━━ Supplied information ━━
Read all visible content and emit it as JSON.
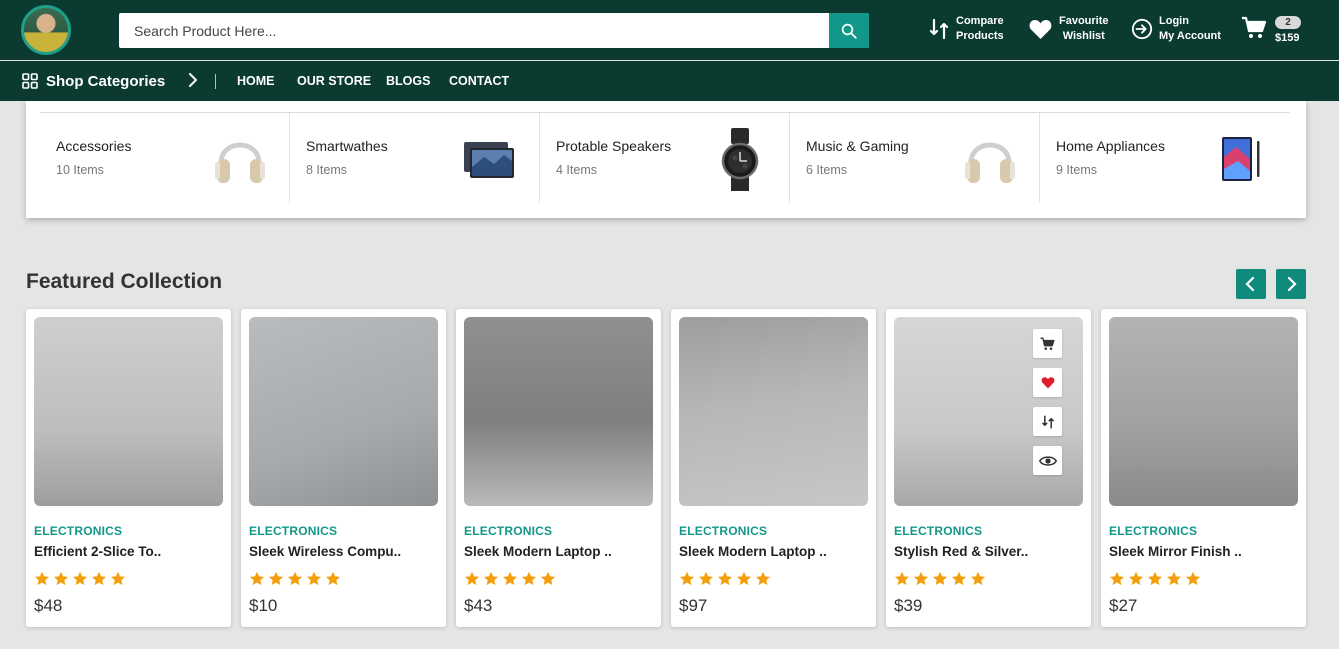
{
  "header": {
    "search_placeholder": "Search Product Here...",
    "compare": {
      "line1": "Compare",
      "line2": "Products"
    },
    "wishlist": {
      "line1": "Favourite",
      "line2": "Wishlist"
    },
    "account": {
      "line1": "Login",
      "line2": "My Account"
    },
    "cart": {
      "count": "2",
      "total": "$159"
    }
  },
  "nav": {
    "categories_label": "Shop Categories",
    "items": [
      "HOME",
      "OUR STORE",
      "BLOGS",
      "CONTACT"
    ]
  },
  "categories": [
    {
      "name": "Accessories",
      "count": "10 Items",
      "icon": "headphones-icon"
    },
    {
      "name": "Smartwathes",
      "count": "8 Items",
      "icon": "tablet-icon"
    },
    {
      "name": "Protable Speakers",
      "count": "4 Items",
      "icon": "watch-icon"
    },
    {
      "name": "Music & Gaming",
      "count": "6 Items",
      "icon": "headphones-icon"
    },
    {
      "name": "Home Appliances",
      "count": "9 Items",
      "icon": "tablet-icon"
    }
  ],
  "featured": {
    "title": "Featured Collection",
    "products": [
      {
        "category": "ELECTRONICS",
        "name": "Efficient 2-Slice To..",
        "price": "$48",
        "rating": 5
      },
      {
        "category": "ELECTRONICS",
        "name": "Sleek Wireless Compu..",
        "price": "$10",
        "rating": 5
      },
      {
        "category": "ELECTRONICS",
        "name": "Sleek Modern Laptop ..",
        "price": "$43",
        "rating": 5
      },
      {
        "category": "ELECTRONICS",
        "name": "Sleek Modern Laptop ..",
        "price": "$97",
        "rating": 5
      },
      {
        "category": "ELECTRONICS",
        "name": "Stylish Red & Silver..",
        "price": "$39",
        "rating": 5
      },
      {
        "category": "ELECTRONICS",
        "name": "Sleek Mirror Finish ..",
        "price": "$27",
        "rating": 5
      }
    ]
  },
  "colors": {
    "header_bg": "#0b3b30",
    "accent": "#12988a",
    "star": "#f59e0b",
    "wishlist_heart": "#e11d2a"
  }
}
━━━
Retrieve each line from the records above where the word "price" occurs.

        "price": "$48",
        "price": "$10",
        "price": "$43",
        "price": "$97",
        "price": "$39",
        "price": "$27",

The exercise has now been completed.